Fernando Solanas, Argentine Filmmaker and Politician, Dies at 84

This obituary is a part of a collection about individuals who have died within the coronavirus pandemic. Examine others right here.

BUENOS AIRES — When Argentina’s Senate debated the legalizion of abortion in 2018, Fernando Solanas, then a senator, argued fervently in favor of the proposed regulation partially by declaring that sexual pleasure was a “fundamental human right.”

The invoice was rejected, however Mr. Solanas’s speech and its uncommon argument rapidly went viral in a nation bitterly divided by the problem.

Mr. Solanas was a constant voice on the left, usually talking out in favor of human and environmental rights — whether or not in politics or in his different life, as an influential filmmaker whose films and documentaries marked a brand new period in Latin American cinema.

Mr. Solanas died on Nov. 6 of problems of Covid-19 in Paris, Argentina’s overseas ministry mentioned in an announcement. He was 84.

Fernando Ezequiel Solanas was born on Feb. 16, 1936, in Olivos, Buenos Aires province. His father, Héctor, was a surgeon, and his mom, María Julia Zaldarriaga, was a painter and poet. Mr. Solanas briefly studied regulation earlier than attending the Nationwide Conservatory of Dramatic Arts.

He graduated in 1962 and went into promoting.

That work allowed him to lift sufficient cash to make “La Hora de los Hornos” (“The Hour of the Furnaces”), a three-partdocumentary about neocolonialism and political violence, operating 4 hours and 20 minutes, that he directed with Octavio Getino. It was launched in 1968.

Described as “a unique film exploration of a nation’s soul” by Vincent Canby in The New York Instances in 1971, the film made a splash overseas however was formally banned in Argentina, then beneath navy rule, though it acquired clandestine screenings.

Mr. Solanas and Mr. Getino based the influential Grupo Cine Liberación (the Liberation Movie Group) and went on to coin the time period “Third Cinema” to explain a burgeoning Latin American movie motion that had a revolutionary undercurrent and sought to interrupt free from manufacturing requirements set in Hollywood and Europe.

After receiving dying threats, Mr. Solanas went into exile in Europe in 1976 as a brutal navy dictatorship took maintain.

Mr. Solanas returned to Argentina in 1983 and went on to movie a few of his best-known work, together with “Sur” (“South”), for which he gained the very best director prize on the Cannes Movie Pageant in 1988.

In 1991, Mr. Solanas was shot six occasions within the legs; the perpetrators have been by no means caught, however he blamed Carlos Menem, the president on the time, whom he bitterly opposed.
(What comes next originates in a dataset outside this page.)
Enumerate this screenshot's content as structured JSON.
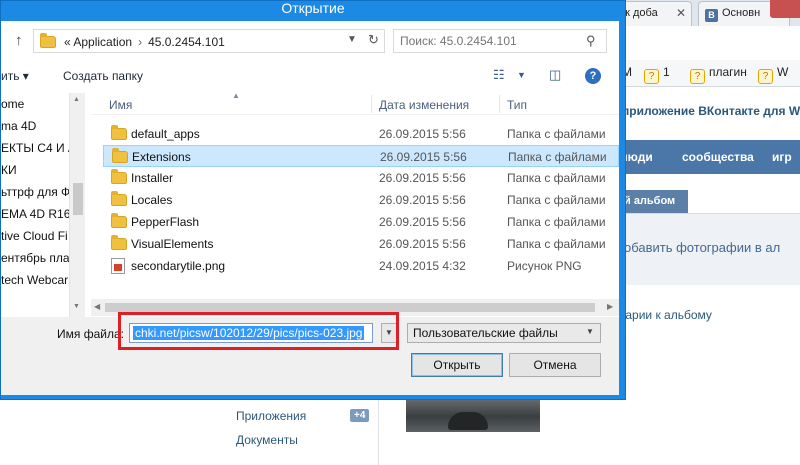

Two years later, his formal political profession started when he gained a seat within the Chamber of Deputies, Argentina’s decrease home of Congress.

Mr. Solanas, recognized by the nickname Pino, returned to filmmaking after his four-year time period ended. He made one other foray into politics a decade later with a run for the presidency in 2007, however he garnered lower than 2 % of the vote. He went again to the decrease home of Congress in 2009 and was elected a senator in 2013.

He was appointed ambassador to UNESCO final 12 months.

Mr. Solanas had a quick early marriage, and later had two youngsters with Beatriz Trixie Amuchastegui. In 1994 he married the Brazilian actress Ângela Correa, whom he met whereas directing his 1992 movie “El Viaje” (“The Journey”).

She survives him, together with two youngsters, Juan Diego Solanas and Victoria Eva Solanas; a stepson, Flexa D’Arco Iris Correa Lopes; a brother, Jorge; a sister, María Marta Solanas; and three grandchildren.

Filmy Online


Please enter your comment!
Please enter your name here